▶ [What you need to do]:
Scan the records for lines with the word "desc", and copy every such line.

[Data extracted from a collection]
_____

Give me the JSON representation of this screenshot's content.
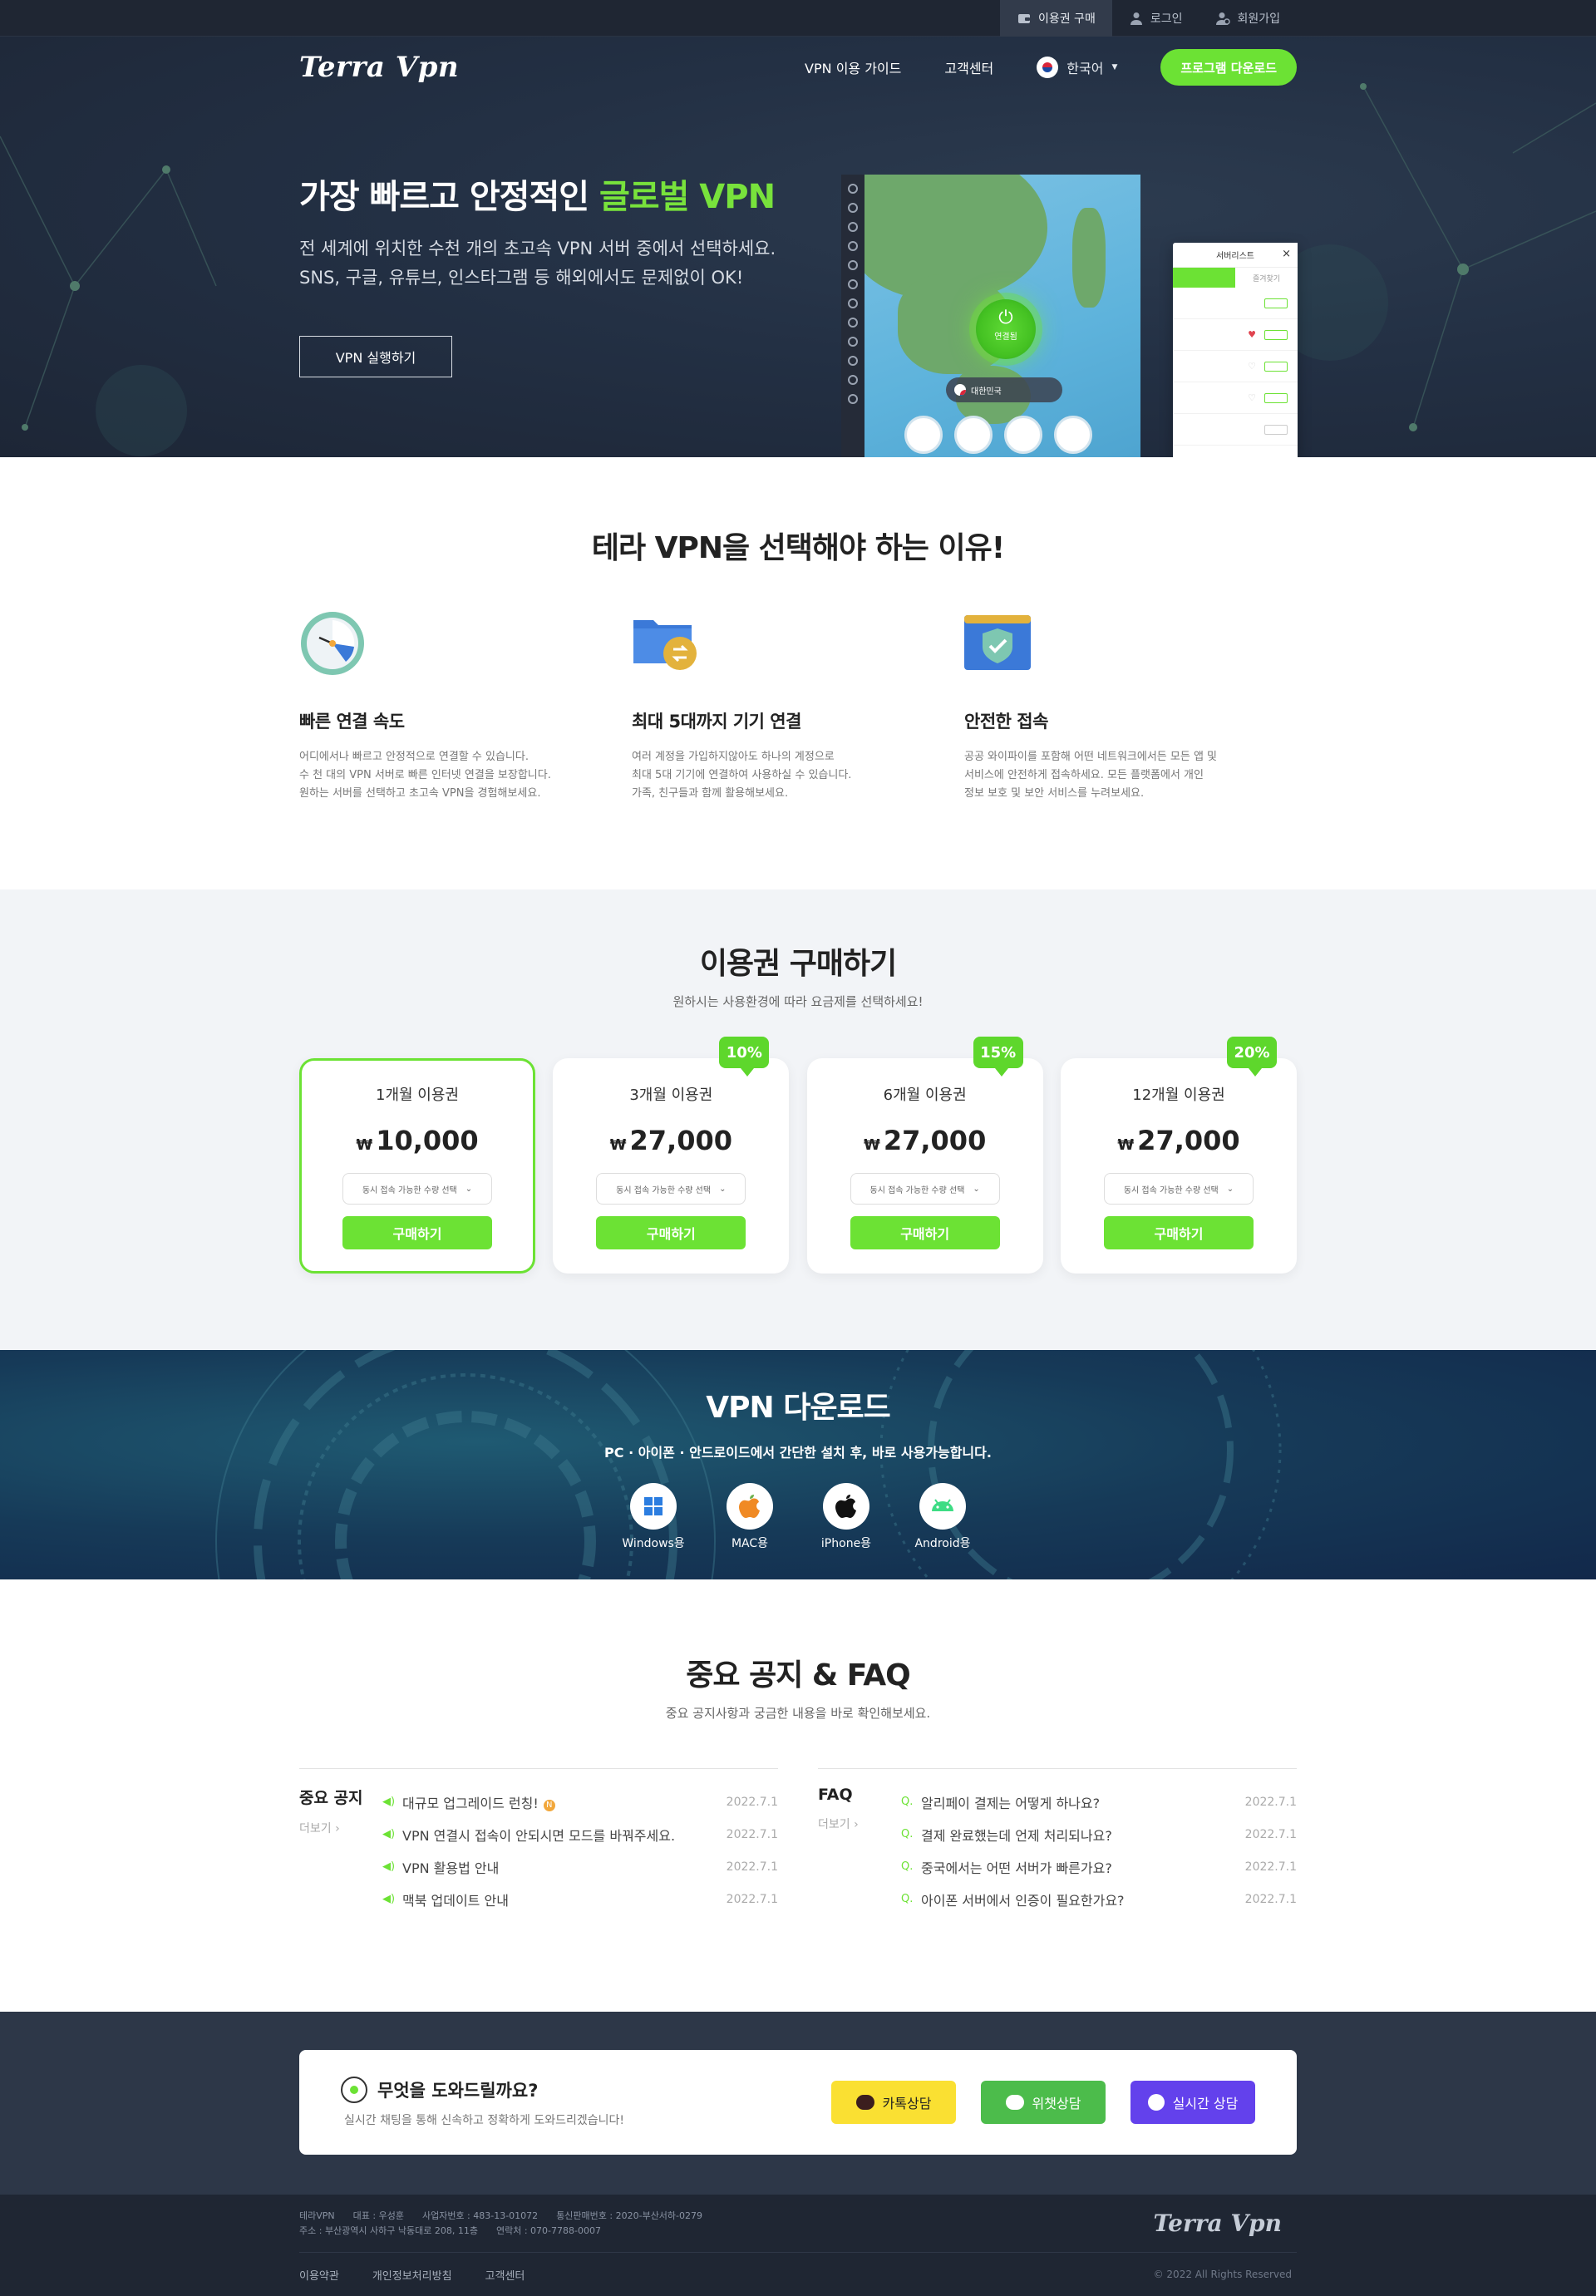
{
  "topbar": {
    "items": [
      {
        "label": "이용권 구매",
        "icon": "wallet-icon"
      },
      {
        "label": "로그인",
        "icon": "user-icon"
      },
      {
        "label": "회원가입",
        "icon": "user-add-icon"
      }
    ]
  },
  "nav": {
    "logo": "Terra Vpn",
    "menu": [
      "VPN 이용 가이드",
      "고객센터"
    ],
    "language": "한국어",
    "download_button": "프로그램 다운로드"
  },
  "hero": {
    "title_prefix": "가장 빠르고 안정적인 ",
    "title_highlight": "글로벌 VPN",
    "subtitle_line1": "전 세계에 위치한 수천 개의 초고속 VPN 서버 중에서 선택하세요.",
    "subtitle_line2": "SNS, 구글, 유튜브, 인스타그램 등 해외에서도 문제없이 OK!",
    "cta": "VPN 실행하기",
    "app_panel_title": "서버리스트",
    "app_panel_tab": "즐겨찾기",
    "app_power_label": "연결됨",
    "app_location": "대한민국"
  },
  "why": {
    "title": "테라 VPN을 선택해야 하는 이유!",
    "features": [
      {
        "icon": "clock-icon",
        "title": "빠른 연결 속도",
        "desc": "어디에서나 빠르고 안정적으로 연결할 수 있습니다.\n수 천 대의 VPN 서버로 빠른 인터넷 연결을 보장합니다.\n원하는 서버를 선택하고 초고속 VPN을 경험해보세요."
      },
      {
        "icon": "folder-sync-icon",
        "title": "최대 5대까지 기기 연결",
        "desc": "여러 계정을 가입하지않아도 하나의 계정으로\n최대 5대 기기에 연결하여 사용하실 수 있습니다.\n가족, 친구들과 함께 활용해보세요."
      },
      {
        "icon": "shield-check-icon",
        "title": "안전한 접속",
        "desc": "공공 와이파이를 포함해 어떤 네트워크에서든 모든 앱 및\n서비스에 안전하게 접속하세요. 모든 플랫폼에서 개인\n정보 보호 및 보안 서비스를 누려보세요."
      }
    ]
  },
  "pricing": {
    "title": "이용권 구매하기",
    "subtitle": "원하시는 사용환경에 따라 요금제를 선택하세요!",
    "currency": "₩",
    "select_placeholder": "동시 접속 가능한 수량 선택",
    "buy_label": "구매하기",
    "plans": [
      {
        "name": "1개월 이용권",
        "price": "10,000",
        "badge": ""
      },
      {
        "name": "3개월 이용권",
        "price": "27,000",
        "badge": "10%"
      },
      {
        "name": "6개월 이용권",
        "price": "27,000",
        "badge": "15%"
      },
      {
        "name": "12개월 이용권",
        "price": "27,000",
        "badge": "20%"
      }
    ]
  },
  "download": {
    "title": "VPN 다운로드",
    "subtitle": "PC · 아이폰 · 안드로이드에서 간단한 설치 후, 바로 사용가능합니다.",
    "platforms": [
      {
        "label": "Windows용",
        "icon": "windows-icon"
      },
      {
        "label": "MAC용",
        "icon": "apple-color-icon"
      },
      {
        "label": "iPhone용",
        "icon": "apple-icon"
      },
      {
        "label": "Android용",
        "icon": "android-icon"
      }
    ]
  },
  "board": {
    "title": "중요 공지 & FAQ",
    "subtitle": "중요 공지사항과 궁금한 내용을 바로 확인해보세요.",
    "more": "더보기",
    "notice": {
      "heading": "중요 공지",
      "items": [
        {
          "text": "대규모 업그레이드 런칭!",
          "date": "2022.7.1",
          "new": "N"
        },
        {
          "text": "VPN 연결시 접속이 안되시면 모드를 바꿔주세요.",
          "date": "2022.7.1"
        },
        {
          "text": "VPN 활용법 안내",
          "date": "2022.7.1"
        },
        {
          "text": "맥북 업데이트 안내",
          "date": "2022.7.1"
        }
      ]
    },
    "faq": {
      "heading": "FAQ",
      "prefix": "Q.",
      "items": [
        {
          "text": "알리페이 결제는 어떻게 하나요?",
          "date": "2022.7.1"
        },
        {
          "text": "결제 완료했는데 언제 처리되나요?",
          "date": "2022.7.1"
        },
        {
          "text": "중국에서는 어떤 서버가 빠른가요?",
          "date": "2022.7.1"
        },
        {
          "text": "아이폰 서버에서 인증이 필요한가요?",
          "date": "2022.7.1"
        }
      ]
    }
  },
  "help": {
    "title": "무엇을 도와드릴까요?",
    "subtitle": "실시간 채팅을 통해 신속하고 정확하게 도와드리겠습니다!",
    "buttons": [
      {
        "label": "카톡상담",
        "icon": "kakao-talk-icon"
      },
      {
        "label": "위챗상담",
        "icon": "wechat-icon"
      },
      {
        "label": "실시간 상담",
        "icon": "live-chat-icon"
      }
    ]
  },
  "footer": {
    "line1": [
      "테라VPN",
      "대표 : 우성훈",
      "사업자번호 : 483-13-01072",
      "통신판매번호 : 2020-부산서하-0279"
    ],
    "line2": [
      "주소 : 부산광역시 사하구 낙동대로 208, 11층",
      "연락처 : 070-7788-0007"
    ],
    "logo": "Terra Vpn",
    "links": [
      "이용약관",
      "개인정보처리방침",
      "고객센터"
    ],
    "copyright": "© 2022 All Rights Reserved"
  },
  "colors": {
    "accent": "#6ce234",
    "dark": "#1f2633",
    "kakao": "#fae032",
    "wechat": "#4cbc4b",
    "live": "#6341ec"
  }
}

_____

▶ [The completed task]:
        "desc": "어디에서나 빠르고 안정적으로 연결할 수 있습니다.\n수 천 대의 VPN 서버로 빠른 인터넷 연결을 보장합니다.\n원하는 서버를 선택하고 초고속 VPN을 경험해보세요."
        "desc": "여러 계정을 가입하지않아도 하나의 계정으로\n최대 5대 기기에 연결하여 사용하실 수 있습니다.\n가족, 친구들과 함께 활용해보세요."
        "desc": "공공 와이파이를 포함해 어떤 네트워크에서든 모든 앱 및\n서비스에 안전하게 접속하세요. 모든 플랫폼에서 개인\n정보 보호 및 보안 서비스를 누려보세요."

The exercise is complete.